How do I see whether a rail pass makes sense for my trip in particular?

Map shows approximate costs, in $US, for one-way, second-class tickets. For first-class fares, add 50 percent.

Use this map to add up approximate pay-as-you-go fares for your itinerary, and for the number of days you expect to spend on the train.

Also, follow the links below for:

• More tips for figuring out whether a pass makes sense for your trip
• The basics on choosing among rail passes
• More tips on how to save money by fine-tuning your rail pass
• Advice on deciding between first and second class
• Fare-estimate maps outside Benelux
• Answers to frequently asked rail-pass questions

What are my options for rail passes that cover Belgium?

Choose one of the passes below to check prices and to buy your pass (orders are fulfilled by Rail Europe).

Rail shopping cart: Have an order underway? Review and complete it here.

Do I need to make seat reservations on Belgian trains?

For the most part, you can hop on nearly any Belgian train with just your rail pass in hand. But the fast trains that run between Brussels and Amsterdam, Cologne, and Paris do require reservations — and they're expensive (point-to-point tickets also cost more on these trains than other trains on these routes). On Brussels–Amsterdam and Brussels–Cologne trains, you can avoid this extra cost simply by choosing a regular non-Thalys train, which doesn't require seat reservations. The Brussels–Paris direct route is served only by Thalys trains, and reservations cost $25–40 in addition to a rail pass that covers Benelux and/or France (reserve as far ahead as possible for the Brussels–Paris stretch).

Pricey seat reservations are also required on the Eurostar trains that connect Brussels with London (see below).

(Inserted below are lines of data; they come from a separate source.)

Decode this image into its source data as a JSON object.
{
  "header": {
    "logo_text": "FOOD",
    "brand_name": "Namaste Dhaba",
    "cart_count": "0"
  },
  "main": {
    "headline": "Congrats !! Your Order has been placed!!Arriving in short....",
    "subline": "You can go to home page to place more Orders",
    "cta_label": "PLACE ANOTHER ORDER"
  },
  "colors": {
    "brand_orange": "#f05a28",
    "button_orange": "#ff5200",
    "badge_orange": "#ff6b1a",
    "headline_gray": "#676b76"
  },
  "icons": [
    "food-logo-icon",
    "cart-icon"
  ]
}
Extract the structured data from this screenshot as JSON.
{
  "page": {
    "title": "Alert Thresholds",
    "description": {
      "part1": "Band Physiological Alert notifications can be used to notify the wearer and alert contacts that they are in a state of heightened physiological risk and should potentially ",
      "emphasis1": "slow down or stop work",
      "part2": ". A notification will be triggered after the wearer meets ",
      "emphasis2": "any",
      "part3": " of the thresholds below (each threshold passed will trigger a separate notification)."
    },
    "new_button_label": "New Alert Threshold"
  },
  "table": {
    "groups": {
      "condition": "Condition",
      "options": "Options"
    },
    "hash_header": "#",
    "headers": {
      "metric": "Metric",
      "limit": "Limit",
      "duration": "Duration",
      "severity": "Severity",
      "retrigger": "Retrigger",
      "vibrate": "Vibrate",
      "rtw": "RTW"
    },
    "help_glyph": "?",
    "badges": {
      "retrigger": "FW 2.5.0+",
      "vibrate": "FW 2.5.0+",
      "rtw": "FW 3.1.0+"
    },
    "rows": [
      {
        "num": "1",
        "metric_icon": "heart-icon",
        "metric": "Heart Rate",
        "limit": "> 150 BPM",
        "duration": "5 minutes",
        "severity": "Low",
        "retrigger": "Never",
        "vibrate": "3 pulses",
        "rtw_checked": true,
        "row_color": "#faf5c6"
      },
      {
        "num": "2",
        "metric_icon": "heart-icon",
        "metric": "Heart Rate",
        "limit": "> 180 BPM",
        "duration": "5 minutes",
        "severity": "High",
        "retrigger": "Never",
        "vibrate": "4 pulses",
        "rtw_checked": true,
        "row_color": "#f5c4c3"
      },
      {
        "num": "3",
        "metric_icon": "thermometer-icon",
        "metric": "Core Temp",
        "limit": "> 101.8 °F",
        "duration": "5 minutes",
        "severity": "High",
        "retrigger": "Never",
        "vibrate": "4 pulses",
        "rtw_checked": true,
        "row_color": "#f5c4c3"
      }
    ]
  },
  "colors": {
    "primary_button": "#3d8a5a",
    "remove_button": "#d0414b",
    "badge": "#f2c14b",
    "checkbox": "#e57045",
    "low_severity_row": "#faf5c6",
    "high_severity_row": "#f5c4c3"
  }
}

What do rail passes cover in Belgium?

Rail passes cover all travel on trains run by the SNCB, Belgium's national railway. Passes also cover the privately run Thalys trains (see above), and Eurostar trains across the English Channel between London and Brussels now accept Eurail passes that cover Benelux (reservations cost about $35 in Standard class or $45 in Standard Premier in addition to starting use of a rail pass travel day).

Any tips for buying point-to-point train tickets in Belgium?

If a rail pass doesn't pencil out for your trip, you may be able to shave off the cost of your train tickets with some local deals. For example, (65 and older) can hop any train for just €6 round-trip, provided it's not a high-speed express (or Thalys) train, and provided it's not a weekday before 9 a.m. (25 and younger) can take advantage of a similar deal on etickets.

Belgium Rail Passes: Key Details

Benelux Eurail Pass: Valid on Thalys trains, which require relatively expensive seat reservations, within the "Benelux" region; for an additional seat reservation (about $25–40) this pass can also cover Thalys trains to/from Paris. While the other passes covering this region offer a two-month window, this pass allows travel within just one month after you've activated the pass.

Source: www.ricksteves.com